A Times article, pondering the vicissitudes of the Large Hadron Collider in Switzerland, suggests that the great machine may be "sabotaged by its own future." That is, the energies generated may be so prodigious, and the elusive Higgs boson may be "so abhorrent to nature," that its creation ripples back in time to nullify itself. This could be viewed as a protective reflex on the part of the universe, or for the theologically inclined, God's version of "What part of no do you not understand?"

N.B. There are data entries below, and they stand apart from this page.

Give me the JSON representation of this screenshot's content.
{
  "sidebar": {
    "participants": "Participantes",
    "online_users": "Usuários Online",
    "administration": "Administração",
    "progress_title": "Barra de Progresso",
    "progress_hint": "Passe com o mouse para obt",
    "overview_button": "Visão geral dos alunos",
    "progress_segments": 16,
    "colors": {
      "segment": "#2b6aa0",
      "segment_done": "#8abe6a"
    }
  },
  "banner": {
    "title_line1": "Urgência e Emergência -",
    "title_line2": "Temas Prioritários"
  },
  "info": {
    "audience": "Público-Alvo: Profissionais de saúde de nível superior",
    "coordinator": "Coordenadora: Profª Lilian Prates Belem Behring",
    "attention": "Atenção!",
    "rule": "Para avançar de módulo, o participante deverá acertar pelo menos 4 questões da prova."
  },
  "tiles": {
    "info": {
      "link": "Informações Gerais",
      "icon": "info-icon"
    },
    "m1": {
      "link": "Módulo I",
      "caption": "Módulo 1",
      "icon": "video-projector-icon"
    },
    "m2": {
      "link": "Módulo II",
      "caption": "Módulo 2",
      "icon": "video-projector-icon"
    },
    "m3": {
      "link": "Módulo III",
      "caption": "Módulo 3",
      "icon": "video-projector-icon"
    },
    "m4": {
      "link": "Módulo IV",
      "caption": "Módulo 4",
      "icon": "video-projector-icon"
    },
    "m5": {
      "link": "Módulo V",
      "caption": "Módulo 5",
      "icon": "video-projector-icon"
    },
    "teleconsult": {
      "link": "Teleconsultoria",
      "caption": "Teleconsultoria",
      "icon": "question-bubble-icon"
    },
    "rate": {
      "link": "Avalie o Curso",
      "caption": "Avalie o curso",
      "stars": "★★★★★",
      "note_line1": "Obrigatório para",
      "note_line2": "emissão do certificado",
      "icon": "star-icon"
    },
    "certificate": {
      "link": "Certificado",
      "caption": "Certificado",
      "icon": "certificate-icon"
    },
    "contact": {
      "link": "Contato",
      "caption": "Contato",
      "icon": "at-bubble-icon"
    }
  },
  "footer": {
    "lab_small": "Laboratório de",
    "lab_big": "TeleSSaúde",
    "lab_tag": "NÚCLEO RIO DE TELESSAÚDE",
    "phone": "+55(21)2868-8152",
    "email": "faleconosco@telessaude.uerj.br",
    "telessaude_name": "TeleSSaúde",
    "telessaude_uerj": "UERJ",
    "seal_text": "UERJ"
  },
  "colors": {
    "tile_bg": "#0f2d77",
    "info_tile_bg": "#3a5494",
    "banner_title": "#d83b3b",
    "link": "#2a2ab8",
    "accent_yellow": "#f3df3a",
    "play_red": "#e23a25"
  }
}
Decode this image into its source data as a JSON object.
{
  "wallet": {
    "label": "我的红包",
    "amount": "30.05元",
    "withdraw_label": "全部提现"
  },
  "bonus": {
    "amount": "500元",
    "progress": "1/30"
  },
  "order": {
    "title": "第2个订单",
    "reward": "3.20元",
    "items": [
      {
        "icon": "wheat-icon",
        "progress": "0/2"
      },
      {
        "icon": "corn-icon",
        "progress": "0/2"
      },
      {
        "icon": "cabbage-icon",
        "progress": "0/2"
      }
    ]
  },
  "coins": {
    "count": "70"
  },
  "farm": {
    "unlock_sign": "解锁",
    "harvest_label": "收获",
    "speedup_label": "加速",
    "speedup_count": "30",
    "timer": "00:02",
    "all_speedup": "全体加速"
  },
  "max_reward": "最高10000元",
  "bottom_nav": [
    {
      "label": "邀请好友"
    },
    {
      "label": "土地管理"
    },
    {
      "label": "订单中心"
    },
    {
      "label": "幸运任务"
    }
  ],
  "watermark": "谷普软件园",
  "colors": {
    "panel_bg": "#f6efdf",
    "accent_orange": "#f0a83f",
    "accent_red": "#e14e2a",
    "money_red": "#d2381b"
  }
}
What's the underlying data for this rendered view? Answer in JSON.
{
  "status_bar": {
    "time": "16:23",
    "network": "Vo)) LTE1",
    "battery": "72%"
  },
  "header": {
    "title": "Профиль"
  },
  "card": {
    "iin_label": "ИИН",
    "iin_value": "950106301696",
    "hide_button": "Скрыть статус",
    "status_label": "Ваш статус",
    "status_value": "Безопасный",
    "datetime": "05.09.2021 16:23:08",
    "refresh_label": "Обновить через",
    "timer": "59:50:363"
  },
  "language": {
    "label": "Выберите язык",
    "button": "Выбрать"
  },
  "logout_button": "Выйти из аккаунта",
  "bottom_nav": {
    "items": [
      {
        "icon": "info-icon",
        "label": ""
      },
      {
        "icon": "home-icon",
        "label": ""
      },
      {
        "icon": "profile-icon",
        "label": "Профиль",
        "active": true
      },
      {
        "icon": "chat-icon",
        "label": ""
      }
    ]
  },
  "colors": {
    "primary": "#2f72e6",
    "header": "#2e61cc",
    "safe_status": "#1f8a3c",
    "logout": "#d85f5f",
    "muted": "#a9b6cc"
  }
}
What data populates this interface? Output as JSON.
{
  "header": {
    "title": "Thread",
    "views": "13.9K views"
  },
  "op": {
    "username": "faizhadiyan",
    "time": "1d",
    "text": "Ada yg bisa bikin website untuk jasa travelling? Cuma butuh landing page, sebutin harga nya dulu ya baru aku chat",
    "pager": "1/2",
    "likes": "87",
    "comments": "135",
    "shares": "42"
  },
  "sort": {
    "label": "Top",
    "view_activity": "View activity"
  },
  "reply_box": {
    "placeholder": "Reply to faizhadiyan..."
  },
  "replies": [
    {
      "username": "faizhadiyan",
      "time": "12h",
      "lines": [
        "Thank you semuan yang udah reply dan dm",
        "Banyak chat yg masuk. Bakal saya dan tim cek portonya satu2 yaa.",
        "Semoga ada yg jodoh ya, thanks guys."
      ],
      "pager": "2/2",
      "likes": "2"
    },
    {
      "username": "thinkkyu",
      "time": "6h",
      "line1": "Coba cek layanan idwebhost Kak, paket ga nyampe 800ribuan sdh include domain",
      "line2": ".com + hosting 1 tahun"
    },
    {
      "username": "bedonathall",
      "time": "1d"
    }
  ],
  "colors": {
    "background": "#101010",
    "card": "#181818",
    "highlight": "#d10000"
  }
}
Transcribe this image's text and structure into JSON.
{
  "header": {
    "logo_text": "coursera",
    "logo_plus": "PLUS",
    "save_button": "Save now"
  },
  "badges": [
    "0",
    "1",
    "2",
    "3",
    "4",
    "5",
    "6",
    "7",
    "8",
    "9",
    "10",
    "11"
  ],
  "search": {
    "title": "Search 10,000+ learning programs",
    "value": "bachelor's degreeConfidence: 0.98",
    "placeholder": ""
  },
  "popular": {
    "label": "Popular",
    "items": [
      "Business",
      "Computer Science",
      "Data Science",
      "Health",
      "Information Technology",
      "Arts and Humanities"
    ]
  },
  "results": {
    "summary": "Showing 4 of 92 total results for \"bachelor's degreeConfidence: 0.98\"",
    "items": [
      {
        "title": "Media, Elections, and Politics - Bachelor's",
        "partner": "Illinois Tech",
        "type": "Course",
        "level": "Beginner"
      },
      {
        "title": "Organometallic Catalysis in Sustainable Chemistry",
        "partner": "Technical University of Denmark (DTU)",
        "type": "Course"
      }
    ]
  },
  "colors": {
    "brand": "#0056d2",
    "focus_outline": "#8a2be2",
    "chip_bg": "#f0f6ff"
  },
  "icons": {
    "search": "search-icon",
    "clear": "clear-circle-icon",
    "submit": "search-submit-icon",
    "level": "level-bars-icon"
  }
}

Maybe the whole article is tongue-in-cheek (which makes it no less interesting for that), but with particle physics apparently it's hard to tell. Yet I can't help but wonder: how is the time-travelling theory any different from the proposed project simply being impossible or contrary to the laws of nature, even if we don't yet understand how? After all, if I jump off of a tall building, flapping my arms vigorously, I will fall to my death. Is the prospect of me flying unaided across the cityscape "so abhorrent to nature" that my hypothetically successful flight travels backward in time to insure that I plunge to my doom instead? This suggests that the universe must (retro)actively cut off all kinds of transitions to metaphysically unacceptable outcomes. But if we can never directly view such outcomes, how is this different from the more prosaic notion of the inviolable laws of nature?